Religious freedom and human rights
The European Court of Human Rights' ruling sets the correct parameters for religious freedom
As many of you will be aware, yesterday the European Court of Human Rights made a landmark ruling on religious freedom and human rights, releasing its judgement on four cases that have dominated British headlines on the issue in recent years.
In relation to three of the cases, the court rejected the appellants' claim that their Christian beliefs had been discriminated against. Two of those cases concerned the views of Christian workers on dealing with gay couples in the course of their jobs – Gary McFarlane lost his job as a relationship counsellor at Relate for refusing to counsel same-sex couples, and Lillian Ladele was dismissed as a registrar by Islington council for declining to conduct civil partnership ceremonies. The third case involved the nurse Shirely Chaplin, who insisted on wearing a cross on a necklace despite the fact that in contravened NHS uniform regulations.
In its judgement, the court outlined the principle of religious freedom. It should be "one of the foundations of pluralistic, democratic societies", but "where an individual's religious observance impinges on the rights of others, some restrictions can be made".
In the cases of McFarlane, Ladele and Chaplin, restrictions on religious freedom were considered just. Only in the fourth case, that of Nadia Eweida, the Coptic Christian who was forbidden to wear a cross on a necklace while working for British Airways, was the appellant's insistence upon religious observance deemed not to impinge upon the rights of others.
There's been plenty written elsewhere on the judgement, so I won't spend too long on my opinion, except to say that it seems fair. To me, it's always seemed fairly obvious that McFarlane and Ladele didn't have cases, as they wanted to use their religious beliefs as a reason to discriminate against others, while Chaplin's desire to wear a cross clearly conflicted with an NHS uniform policy which takes health and safety into consideration. She was even offered the chance to wear the cross on a pin, and declined, preferring to take the issue to the courts.
As for Eweida, in my view the ruling is correct – it's always baffled me that the case ever went this far. Her request to wear a cross on a necklace in no way infringed on the rights of others, and this can be demonstrated by contrasting it directly with the case of Chaplin – where a hospital uniform policy has to take health and safety into account, an airline's policy is mostly a case of aesthetics (particularly for those who, like Eweida, work on the ground rather than in the air).
Away from my opinion on the ruling however, I think it's interesting to look at how it has been reported in the press and elsewhere on the web.

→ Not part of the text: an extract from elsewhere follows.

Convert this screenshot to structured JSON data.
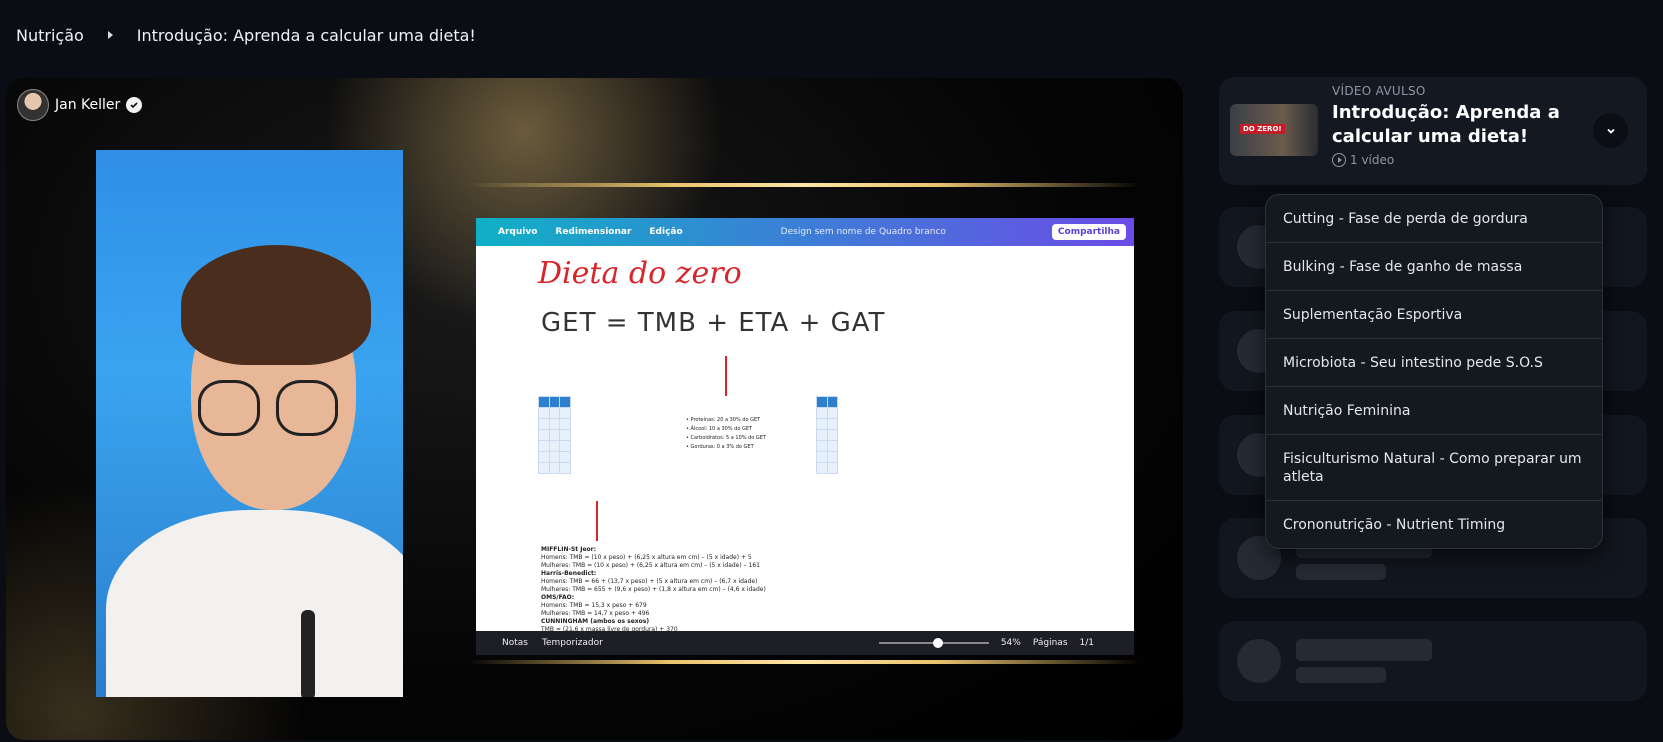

There are two main ways of interpreting the story – on the one hand, it's a victory for those who believe religious freedom has to end at the point where it impinges upon the rights of others, while on the other hand it's a victory for the principle of religious freedom, with the European court overruling British judgements deemed too restrictive in relation to religious rights. It just depends how you report it – if it's a victory for religious freedom, you lead with Eweida's ruling, as many newspapers did (see for example the Guardian, the Mail and the Sun).
Yet in three of the four cases the court ruled against the appealing Christians – this hasn't been foregrounded in the press (except by the Telegraph, which sees it as a sign of rising secular intolerance), but in our view here at the Rationalist Association it's the key message. It's a sensible judgement which sets the correct parameters for religious freedom, which is why we agree with the British Humanist Association's Andrew Copson who, in welcoming the ruling, said:
"All reasonable people will agree that there is scope in a secular democracy for reasonable accommodation of religious beliefs when that accommodation does not affect the rights and freedoms of others. But if believers try to invoke their beliefs as a defence for treating other people badly – denying them a service because they are gay or claiming a right to preach at them in a professional context – the law is right to prevent them. It’s not persecution of Christians; it’s the maintenance of a civilised society for all."
What do you think? Do share your view in the comments.